THROW BLANKETS WITH A DECIDEDLY EXOTIC FLAVOUR
Slowdown Studio is the brainchild of Australian-born, Los Angeles-based designer Marc Hendrick. While studying architecture he ended up working in graphic design and dabbling in a number of businesses, mainly in clothing. The idea for Slowdown Studio came when he was at a textile art exhibition. “The art itself was pretty challenging,” he says, “but seeing how it all worked seamlessly as a textile made me wonder why textiles in most home goods companies were so safe in their design – when it was technically possible to push the boundaries a little more.”
Slowdown Studio began its journey with its popular, versatile and unique blankets, created in collaboration with artists from all around the world. Each throw is created from jacquard woven using American-grown cotton.

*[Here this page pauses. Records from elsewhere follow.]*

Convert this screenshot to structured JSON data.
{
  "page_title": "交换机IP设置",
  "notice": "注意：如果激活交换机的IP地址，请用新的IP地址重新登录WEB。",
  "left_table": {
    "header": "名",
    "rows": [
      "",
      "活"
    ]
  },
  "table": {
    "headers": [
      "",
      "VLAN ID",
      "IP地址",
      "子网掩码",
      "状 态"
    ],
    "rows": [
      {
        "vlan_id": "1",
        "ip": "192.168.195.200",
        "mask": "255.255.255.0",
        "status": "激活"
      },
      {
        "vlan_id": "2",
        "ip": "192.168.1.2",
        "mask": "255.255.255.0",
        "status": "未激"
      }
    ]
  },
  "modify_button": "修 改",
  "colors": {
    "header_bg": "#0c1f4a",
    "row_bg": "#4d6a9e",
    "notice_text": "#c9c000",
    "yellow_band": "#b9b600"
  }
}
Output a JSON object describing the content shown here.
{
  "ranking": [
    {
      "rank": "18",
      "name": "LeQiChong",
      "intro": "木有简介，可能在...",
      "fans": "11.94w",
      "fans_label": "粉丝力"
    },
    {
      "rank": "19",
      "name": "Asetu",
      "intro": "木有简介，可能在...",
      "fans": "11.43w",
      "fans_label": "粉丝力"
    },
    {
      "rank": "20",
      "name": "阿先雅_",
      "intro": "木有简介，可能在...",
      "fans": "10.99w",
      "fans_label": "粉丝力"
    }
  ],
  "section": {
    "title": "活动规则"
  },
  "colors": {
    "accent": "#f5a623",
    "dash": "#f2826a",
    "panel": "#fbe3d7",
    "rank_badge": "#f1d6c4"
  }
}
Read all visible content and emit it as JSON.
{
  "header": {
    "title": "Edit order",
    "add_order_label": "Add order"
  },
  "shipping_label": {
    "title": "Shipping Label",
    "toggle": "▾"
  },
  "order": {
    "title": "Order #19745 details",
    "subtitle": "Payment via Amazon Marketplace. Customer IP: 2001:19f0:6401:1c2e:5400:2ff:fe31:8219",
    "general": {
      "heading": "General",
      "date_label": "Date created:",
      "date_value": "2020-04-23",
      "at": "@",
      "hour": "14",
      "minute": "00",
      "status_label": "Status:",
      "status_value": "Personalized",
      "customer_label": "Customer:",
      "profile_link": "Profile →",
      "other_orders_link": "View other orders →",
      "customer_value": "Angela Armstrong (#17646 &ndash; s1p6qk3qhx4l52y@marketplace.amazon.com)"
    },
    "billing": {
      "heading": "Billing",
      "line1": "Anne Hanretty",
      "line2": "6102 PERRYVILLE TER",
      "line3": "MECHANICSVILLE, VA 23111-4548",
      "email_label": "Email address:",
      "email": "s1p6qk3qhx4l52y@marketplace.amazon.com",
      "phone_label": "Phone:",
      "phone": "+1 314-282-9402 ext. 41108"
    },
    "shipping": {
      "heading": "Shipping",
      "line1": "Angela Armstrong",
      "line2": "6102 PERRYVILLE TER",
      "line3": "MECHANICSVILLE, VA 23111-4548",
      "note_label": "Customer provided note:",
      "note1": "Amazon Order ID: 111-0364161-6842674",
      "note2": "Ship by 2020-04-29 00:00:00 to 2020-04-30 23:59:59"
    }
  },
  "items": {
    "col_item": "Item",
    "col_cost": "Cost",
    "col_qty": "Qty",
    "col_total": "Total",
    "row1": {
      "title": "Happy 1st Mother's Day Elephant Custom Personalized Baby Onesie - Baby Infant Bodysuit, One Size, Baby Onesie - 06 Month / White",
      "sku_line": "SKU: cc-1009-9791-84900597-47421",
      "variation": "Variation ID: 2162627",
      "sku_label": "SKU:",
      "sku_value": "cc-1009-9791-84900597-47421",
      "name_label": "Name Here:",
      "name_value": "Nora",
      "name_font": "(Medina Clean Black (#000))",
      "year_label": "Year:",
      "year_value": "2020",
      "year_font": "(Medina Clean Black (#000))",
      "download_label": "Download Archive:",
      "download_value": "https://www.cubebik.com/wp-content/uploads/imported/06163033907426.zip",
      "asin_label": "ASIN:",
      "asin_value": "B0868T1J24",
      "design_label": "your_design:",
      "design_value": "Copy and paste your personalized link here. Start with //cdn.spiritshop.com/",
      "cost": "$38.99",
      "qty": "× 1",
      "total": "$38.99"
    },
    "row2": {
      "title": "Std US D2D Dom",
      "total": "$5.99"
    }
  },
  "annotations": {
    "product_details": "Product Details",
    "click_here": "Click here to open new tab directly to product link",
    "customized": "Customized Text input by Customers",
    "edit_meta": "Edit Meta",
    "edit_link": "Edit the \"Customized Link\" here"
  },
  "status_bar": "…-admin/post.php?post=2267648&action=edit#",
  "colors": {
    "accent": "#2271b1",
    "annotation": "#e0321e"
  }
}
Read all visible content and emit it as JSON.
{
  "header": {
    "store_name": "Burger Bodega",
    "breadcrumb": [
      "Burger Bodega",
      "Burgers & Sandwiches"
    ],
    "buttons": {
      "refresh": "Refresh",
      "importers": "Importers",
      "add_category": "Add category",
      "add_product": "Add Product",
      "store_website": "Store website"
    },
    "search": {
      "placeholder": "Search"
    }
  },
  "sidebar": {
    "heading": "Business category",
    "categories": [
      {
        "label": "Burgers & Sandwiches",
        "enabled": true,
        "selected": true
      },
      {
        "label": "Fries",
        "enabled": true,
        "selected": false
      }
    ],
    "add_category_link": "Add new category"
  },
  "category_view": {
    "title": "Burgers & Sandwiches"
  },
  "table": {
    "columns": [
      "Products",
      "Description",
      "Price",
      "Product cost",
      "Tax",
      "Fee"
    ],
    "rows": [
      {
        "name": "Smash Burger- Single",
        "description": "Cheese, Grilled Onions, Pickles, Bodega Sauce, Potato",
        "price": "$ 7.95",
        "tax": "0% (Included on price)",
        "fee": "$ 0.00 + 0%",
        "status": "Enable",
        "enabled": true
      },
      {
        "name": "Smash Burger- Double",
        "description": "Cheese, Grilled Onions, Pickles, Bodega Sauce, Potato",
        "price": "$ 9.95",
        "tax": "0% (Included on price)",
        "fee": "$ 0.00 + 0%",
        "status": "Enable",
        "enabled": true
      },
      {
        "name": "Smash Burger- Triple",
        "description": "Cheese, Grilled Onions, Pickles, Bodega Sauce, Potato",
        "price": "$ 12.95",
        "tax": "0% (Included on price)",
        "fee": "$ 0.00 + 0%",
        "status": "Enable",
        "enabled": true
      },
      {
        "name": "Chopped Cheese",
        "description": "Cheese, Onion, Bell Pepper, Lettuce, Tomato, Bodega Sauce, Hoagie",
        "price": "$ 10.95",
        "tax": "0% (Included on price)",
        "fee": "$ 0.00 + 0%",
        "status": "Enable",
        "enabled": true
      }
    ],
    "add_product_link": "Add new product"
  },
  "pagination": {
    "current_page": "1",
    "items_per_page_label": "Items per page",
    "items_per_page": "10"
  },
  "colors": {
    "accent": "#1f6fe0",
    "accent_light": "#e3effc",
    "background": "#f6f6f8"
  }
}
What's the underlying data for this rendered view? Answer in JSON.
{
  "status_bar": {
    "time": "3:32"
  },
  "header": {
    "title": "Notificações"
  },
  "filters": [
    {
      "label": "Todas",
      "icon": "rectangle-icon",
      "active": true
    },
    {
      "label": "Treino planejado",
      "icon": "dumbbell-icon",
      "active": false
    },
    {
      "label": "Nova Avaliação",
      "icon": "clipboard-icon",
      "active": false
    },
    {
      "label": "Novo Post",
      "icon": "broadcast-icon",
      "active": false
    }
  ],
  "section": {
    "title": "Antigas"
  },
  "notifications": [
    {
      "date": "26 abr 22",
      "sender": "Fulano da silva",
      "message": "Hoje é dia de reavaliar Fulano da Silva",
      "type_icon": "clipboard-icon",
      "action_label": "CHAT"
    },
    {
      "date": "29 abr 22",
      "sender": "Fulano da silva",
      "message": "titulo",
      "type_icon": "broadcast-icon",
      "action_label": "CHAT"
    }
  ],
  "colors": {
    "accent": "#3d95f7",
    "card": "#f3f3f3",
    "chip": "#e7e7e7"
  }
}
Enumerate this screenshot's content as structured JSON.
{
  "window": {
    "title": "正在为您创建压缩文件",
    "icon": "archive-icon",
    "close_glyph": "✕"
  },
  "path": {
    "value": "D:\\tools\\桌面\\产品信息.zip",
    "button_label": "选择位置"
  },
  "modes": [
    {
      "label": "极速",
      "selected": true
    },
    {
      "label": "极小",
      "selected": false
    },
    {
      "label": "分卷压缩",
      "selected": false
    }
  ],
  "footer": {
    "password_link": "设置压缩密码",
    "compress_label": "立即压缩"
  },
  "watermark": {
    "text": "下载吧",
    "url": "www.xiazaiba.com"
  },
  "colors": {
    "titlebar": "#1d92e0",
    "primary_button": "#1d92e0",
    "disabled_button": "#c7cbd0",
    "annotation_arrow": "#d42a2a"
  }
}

“We’re somewhat limited in terms of detail because of the nature of weaving, but fine detail isn’t really our style anyway,” says Hendrick. “Colour isn’t a huge issue, but there are certain combinations of very bright saturated colours that can’t co-exist on the one blanket.” He works with a US-based company which has been dealing directly with artisan rug makers in India for 25 years. “This way we were already assured that we were working with weavers under ethical conditions, and were going to get a high-quality product.”
Depending on the artist they’re working with, the whole process can take a couple of months or a year. “We have a lot of collaborations up our sleeves at all times to ensure we don’t need to rush anyone. We start with really small numbers – 24 or 40 – and will continue to reorder as long as they are still selling.”
While the studio’s focus has mainly been on textiles – blankets, rugs, towels and so on – it has been branching out to plenty of other products in recent months. But Hendrick advises keeping a close eye on the bottom line: “Cash flow is key. Better to spend more on smaller quantities and know that you have a viable product, than having box-loads of slightly cheaper products sitting in your garage.”
For artists and designers interested in working with Slowdown, Marc recommends dedicating as much of your time as possible to creative development. “A great portfolio speaks louder than a million cold emails, so spend the time creating and honing your style. If you’re talented enough, the digital world will notice you soon enough.”
Indeed, if you are interested in working with Slowdown Studio, it runs an annual art competition – though sadly entries for this year are now closed.
The Perry, throw by Claire Ritchie
The Eno, throw by Spanish Depeapa